• **Raw data**

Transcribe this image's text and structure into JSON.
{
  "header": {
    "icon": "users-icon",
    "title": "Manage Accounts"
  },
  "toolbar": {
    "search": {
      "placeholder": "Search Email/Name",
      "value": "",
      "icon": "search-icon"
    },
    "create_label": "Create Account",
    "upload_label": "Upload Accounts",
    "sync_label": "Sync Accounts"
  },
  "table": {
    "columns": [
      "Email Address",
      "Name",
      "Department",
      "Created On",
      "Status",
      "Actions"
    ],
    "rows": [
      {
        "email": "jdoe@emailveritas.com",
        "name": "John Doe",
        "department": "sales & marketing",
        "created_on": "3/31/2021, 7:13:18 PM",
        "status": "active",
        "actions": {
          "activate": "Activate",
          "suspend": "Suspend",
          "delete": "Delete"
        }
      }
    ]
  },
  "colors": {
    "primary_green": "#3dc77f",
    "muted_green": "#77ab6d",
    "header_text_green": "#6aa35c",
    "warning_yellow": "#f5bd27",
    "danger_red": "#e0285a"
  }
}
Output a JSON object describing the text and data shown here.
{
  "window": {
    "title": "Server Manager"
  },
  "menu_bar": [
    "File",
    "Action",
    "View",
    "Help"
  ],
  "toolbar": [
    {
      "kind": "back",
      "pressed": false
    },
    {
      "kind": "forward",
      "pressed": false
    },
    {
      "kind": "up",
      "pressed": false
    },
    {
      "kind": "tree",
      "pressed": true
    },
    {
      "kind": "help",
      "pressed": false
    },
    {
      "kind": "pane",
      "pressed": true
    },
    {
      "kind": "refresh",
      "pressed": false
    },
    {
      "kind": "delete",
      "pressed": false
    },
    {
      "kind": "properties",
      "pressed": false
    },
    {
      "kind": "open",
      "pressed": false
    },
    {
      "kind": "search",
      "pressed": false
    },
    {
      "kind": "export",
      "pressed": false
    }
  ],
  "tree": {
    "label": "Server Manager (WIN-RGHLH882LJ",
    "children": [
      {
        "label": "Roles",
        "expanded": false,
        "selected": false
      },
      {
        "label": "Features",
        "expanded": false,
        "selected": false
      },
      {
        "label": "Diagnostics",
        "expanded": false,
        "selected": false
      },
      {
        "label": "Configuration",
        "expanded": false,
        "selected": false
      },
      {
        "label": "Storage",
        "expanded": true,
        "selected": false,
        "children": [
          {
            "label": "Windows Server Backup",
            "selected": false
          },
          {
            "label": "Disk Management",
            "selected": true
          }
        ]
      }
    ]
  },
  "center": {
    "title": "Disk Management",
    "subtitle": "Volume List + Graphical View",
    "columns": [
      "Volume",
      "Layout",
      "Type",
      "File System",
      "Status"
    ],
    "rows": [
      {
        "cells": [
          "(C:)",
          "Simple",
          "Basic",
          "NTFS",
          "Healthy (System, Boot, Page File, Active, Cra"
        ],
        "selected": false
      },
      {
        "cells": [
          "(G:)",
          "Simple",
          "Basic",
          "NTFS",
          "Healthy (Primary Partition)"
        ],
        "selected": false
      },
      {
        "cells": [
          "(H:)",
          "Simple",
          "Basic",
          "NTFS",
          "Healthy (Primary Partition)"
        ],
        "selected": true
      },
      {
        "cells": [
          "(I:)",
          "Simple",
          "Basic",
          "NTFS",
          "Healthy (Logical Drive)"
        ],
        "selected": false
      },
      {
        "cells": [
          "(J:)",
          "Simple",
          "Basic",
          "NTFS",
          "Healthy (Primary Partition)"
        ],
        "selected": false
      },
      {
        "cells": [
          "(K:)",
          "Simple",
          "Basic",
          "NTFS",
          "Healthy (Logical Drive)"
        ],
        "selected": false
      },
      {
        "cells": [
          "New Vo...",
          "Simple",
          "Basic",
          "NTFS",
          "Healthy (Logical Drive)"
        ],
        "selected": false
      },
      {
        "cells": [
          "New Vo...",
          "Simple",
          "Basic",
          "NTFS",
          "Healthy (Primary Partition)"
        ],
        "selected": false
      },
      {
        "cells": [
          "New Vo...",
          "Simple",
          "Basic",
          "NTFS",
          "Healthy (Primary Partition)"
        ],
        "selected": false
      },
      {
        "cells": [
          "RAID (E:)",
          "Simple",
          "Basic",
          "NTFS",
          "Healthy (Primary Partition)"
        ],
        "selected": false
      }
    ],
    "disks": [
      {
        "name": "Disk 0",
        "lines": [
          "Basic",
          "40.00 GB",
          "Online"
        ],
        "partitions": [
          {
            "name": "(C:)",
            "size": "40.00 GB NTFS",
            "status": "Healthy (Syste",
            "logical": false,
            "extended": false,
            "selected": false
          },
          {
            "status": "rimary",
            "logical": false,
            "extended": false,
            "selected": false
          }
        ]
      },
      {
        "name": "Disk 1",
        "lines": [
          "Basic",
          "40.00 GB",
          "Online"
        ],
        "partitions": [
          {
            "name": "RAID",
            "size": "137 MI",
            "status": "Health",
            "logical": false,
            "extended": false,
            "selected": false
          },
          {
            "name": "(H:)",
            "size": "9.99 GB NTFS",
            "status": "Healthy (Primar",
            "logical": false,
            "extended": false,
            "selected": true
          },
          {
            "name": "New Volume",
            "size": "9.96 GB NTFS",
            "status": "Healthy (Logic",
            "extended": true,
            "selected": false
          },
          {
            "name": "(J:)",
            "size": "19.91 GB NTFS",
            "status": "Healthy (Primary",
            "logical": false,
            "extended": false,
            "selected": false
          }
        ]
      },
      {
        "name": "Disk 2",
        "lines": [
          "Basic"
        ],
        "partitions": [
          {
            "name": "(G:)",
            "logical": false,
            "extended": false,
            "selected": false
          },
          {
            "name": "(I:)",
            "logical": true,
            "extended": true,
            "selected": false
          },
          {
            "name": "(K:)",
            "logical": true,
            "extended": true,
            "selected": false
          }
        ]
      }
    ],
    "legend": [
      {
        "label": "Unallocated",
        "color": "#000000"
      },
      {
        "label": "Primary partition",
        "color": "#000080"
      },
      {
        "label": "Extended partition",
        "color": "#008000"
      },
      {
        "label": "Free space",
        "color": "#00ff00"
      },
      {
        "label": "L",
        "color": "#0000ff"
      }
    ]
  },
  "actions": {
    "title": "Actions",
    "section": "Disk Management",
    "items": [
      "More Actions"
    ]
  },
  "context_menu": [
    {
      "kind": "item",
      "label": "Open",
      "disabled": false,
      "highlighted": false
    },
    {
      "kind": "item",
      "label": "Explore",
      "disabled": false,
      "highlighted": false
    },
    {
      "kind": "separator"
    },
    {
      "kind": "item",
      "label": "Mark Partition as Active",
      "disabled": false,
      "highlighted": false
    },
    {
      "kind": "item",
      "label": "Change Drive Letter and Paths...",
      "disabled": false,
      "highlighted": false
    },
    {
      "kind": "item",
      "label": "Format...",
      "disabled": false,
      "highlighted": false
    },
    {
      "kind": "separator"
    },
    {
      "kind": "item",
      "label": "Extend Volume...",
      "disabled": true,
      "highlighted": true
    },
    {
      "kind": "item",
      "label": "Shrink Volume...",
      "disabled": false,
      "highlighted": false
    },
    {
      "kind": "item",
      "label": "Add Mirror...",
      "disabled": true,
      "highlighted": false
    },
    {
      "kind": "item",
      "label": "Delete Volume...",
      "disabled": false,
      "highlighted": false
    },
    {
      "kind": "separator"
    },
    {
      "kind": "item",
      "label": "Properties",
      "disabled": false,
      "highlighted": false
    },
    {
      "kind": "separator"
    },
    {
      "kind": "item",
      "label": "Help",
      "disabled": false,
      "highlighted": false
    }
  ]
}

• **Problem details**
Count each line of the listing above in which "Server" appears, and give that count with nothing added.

• **Result of the task**
3